March 2, 2018

SLIPPERY ROCK, Pa. - According to national research, one in five college students has anxiety or depression, but more and more students are getting help by accessing their schools' counseling centers at rates five to six times greater than average enrollment increases. To help address this growing demand for services, Slippery Rock University's Student Counseling Center has increased the number of group counseling sessions it offers.

Each week, the SCC offers five types of counseling groups, three more than last year. There are a total of six weekly group sessions; each attended by as many as 12 students and two counselors.

"The groups are wonderful because the students realize they are not alone," said Lisa Osachy, SCC director. "Group counseling is often the treatment of choice because of the opportunity to interact with others."

During the first six weeks of the fall semester, counseling hours at SRU have increased by 66 percent compared to the first six weeks of the 2009 fall semester. Anxiety and depression are the most common afflictions, but the SCC also provides counseling for students grieving the death of a loved one, overcoming an eating disorder or coping with stress related to adjusting to college life, finding a job or managing a relationship.

"We exist to serve students' emotional and developmental needs," said Osachy, who was hired in September. "Nationally, there's a huge surge and demand for counseling services and to reduce the stigma for getting help and information."

A licensed psychologist, Osachy has more than 20 years of counseling experience. She trained or worked at the counseling centers of six colleges or universities, including four years as the director of Carlow University's counseling center.

"More students are coming to college with mental health challenges," Osachy said. "In the past it prevented them from attending college. Now, they are able to get help and they are able to go to college, but that means there are more students (in college) with a history of mental illnesses."

According to Osachy, students are more willing to get help, which is important because often the most difficult step is making that first call to a counseling center. In addition to the SCC, which is open 47 hours per week, SRU can also access psychological and educational resources online at Although information shared during individual and group counseling sessions remains confidential, the online modules allows students to get help anonymously.

Still, Osachy recommends counseling. After an initial intake session at the SCC, students typically have five counseling sessions before they are released to follow a plan or referred to an outside agency.

"Change happens when you enter a relationship with a counselor or a group," Osachy said. "A lot of people feel alone when they are struggling.
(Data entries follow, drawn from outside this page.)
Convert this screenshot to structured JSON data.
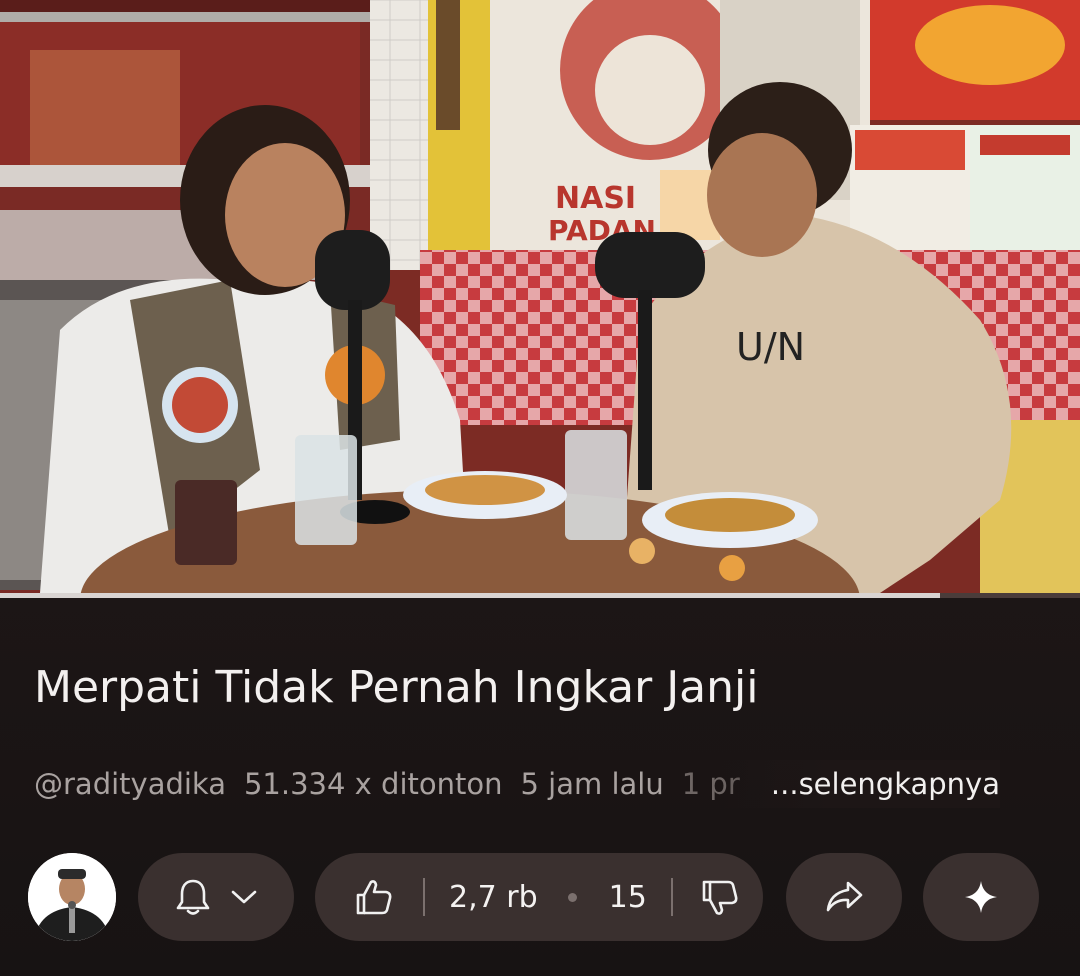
{
  "video": {
    "progress": 0.87
  },
  "title": "Merpati Tidak Pernah Ingkar Janji",
  "meta": {
    "channel": "@radityadika",
    "views": "51.334 x ditonton",
    "time": "5 jam lalu",
    "extra": "1 pr",
    "more": "...selengkapnya"
  },
  "actions": {
    "likes": "2,7 rb",
    "comments": "15"
  },
  "colors": {
    "background": "#1d1616",
    "pill": "#3a302f",
    "text": "#f3f0ef",
    "meta_text": "#a9a2a0"
  },
  "icons": [
    "bell-icon",
    "chevron-down-icon",
    "thumbs-up-icon",
    "thumbs-down-icon",
    "share-icon",
    "sparkle-icon"
  ]
}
When they see other people with the same issues, it's a relief and a validation that it's not just you."

Counseling groups offered by the SCC include:

-Mindful Mondays Group, 4:30-6 p.m., Mondays, to practice mindfulness and learn better ways to deal with stress, anxiety, depression and to maintain healthy relationships.
-Interpersonal Group, 3:30-5 p.m., Tuesdays and Thursdays, as a safe place for students to work on relationships, conquer anxiety, receive support and process feelings through lived experiences with other students.
-Creativity Group, 4-5:30 p.m., Tuesdays, for students to express themselves through music and art to enhance health and wellbeing.
-Sanctuary Group, 3-4:30 p.m., Wednesdays, as a confidential space for students to explore marginalized identities and LGBTQIA issues.
-Grief/Loss Group, 2-3:30 p.m., Fridays, to support students who have experienced the death or loss of a loved one.

Staffed with three full-time counselors and one part-time counselor, the SCC provides a variety of services in addition to individual and group counseling sessions, such as intake assessments, emergency walk-ins, clinical consultation, crisis intervention, campus/community referrals and training/outreach workshops.

"We're committed to students' success in life and school and to help them make the most of their time here," Osachy added.

For more information or to schedule an assessment before attending a group counseling sessions, contact the SCC at: 724.738.2034.

MEDIA CONTACT: Justin Zackal | 724.738.4854 |